As in America, where Thanksgiving is the time when families travel huge distances so they can celebrate together, so for Indians, Diwali is their most favoured festival for travelling to international destinations. This has given the festival of lights a truly global dimension and brought it to the attention of a far greater number of people than would otherwise have known about it. Here in the UK, which has historically had a very large Indian community, it has emerging as a landmark occasion for celebrating across the country and much else besides.
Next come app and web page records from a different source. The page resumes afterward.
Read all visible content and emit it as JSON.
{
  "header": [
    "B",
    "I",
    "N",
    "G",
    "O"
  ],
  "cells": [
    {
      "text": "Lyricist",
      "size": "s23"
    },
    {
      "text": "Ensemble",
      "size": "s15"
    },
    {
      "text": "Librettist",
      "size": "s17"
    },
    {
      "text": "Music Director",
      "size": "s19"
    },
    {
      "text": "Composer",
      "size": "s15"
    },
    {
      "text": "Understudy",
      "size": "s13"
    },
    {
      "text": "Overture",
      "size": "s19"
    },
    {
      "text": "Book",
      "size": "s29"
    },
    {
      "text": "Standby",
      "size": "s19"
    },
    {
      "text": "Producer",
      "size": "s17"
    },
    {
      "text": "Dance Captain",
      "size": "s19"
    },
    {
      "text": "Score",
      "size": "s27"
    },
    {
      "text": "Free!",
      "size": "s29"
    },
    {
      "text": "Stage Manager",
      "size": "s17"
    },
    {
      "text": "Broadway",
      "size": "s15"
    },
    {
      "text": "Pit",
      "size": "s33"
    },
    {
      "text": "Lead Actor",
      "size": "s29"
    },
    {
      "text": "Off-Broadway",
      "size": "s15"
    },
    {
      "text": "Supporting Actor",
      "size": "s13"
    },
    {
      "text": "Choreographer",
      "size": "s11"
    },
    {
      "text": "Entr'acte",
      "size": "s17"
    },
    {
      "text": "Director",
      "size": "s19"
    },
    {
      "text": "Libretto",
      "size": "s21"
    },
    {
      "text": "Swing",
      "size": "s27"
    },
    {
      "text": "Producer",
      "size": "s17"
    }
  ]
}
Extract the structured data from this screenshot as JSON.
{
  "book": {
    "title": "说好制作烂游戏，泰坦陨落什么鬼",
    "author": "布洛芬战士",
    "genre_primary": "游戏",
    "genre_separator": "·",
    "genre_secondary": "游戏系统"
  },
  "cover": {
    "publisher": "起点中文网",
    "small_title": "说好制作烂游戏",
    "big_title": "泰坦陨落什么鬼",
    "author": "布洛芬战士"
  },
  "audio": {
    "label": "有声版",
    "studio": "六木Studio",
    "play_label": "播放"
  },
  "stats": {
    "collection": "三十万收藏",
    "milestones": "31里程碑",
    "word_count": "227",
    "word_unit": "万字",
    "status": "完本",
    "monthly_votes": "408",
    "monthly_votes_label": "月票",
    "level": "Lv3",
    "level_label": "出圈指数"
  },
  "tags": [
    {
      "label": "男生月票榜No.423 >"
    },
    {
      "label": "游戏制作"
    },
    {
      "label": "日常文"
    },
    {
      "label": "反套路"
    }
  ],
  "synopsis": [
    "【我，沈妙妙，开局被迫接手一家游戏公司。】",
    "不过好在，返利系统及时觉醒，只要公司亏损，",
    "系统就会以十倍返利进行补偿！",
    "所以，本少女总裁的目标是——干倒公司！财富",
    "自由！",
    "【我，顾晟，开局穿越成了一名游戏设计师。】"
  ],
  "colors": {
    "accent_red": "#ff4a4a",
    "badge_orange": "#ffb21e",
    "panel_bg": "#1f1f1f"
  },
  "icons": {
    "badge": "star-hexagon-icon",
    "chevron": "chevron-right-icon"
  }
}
Diwali comes from a Sanskrit word meaning ‘row of lights’ and throughout Diwali, houses, shops and public places are decorated with small lamps called ‘diyas’. It is is one of the biggest festivals in the Hindu calendar and draws from traditional stories to commemorate the victory of personal virtue over vice and the divine over the demonic. More importantly, it brings friends and families together to celebrate, and is observed over a five day period.
Leicester’s fortnight-long Diwali celebrations are often described as the biggest and best outside of India, involving more than half a mile of garlands glittering with 6,500 lights. They will culminate this year in a large-scale fireworks display, incorporating fire drawings and “computer designed pyrotechnics.”
More than 50 exhibitors, food stalls and performances will be present at Birmingham’s Diwali celebrations, which is being organised by the Hindu Council of Birmingham at the New Bingley Hall.
Neasden is the unlikely setting for what is being billed as the UK’s biggest Hindu New Year party. The Neasden Temple – Shri Swaminarayan Mandir – in north London is holding what it claims to be “the largest Diwali and Hindu New Year celebrations in the country” on Diwali day itself, with hot snacks, prayer and a fireworks display.
Waltham Forest Council is holding a free, family-friendly Diwali get-together in Walthamstow with music and entertainment, a short firework display and hot food on sale at the local Assembly Hall, whilst Diwali en famille is taking place at Chiswick Pier House in London and promises “enough Bollywood music to get all ‘left’ footsies moving”.
The last word comes from the Prime Minister himself who issues an annual Diwali message (he leaves Christmas messages to the Queen). In this year’s message he said, “As the celebrations get underway, from London to Leicester, Glasgow to Gwent, Bristol to Birmingham, I want to send out my very best wishes to everyone celebrating the Festival of Lights”.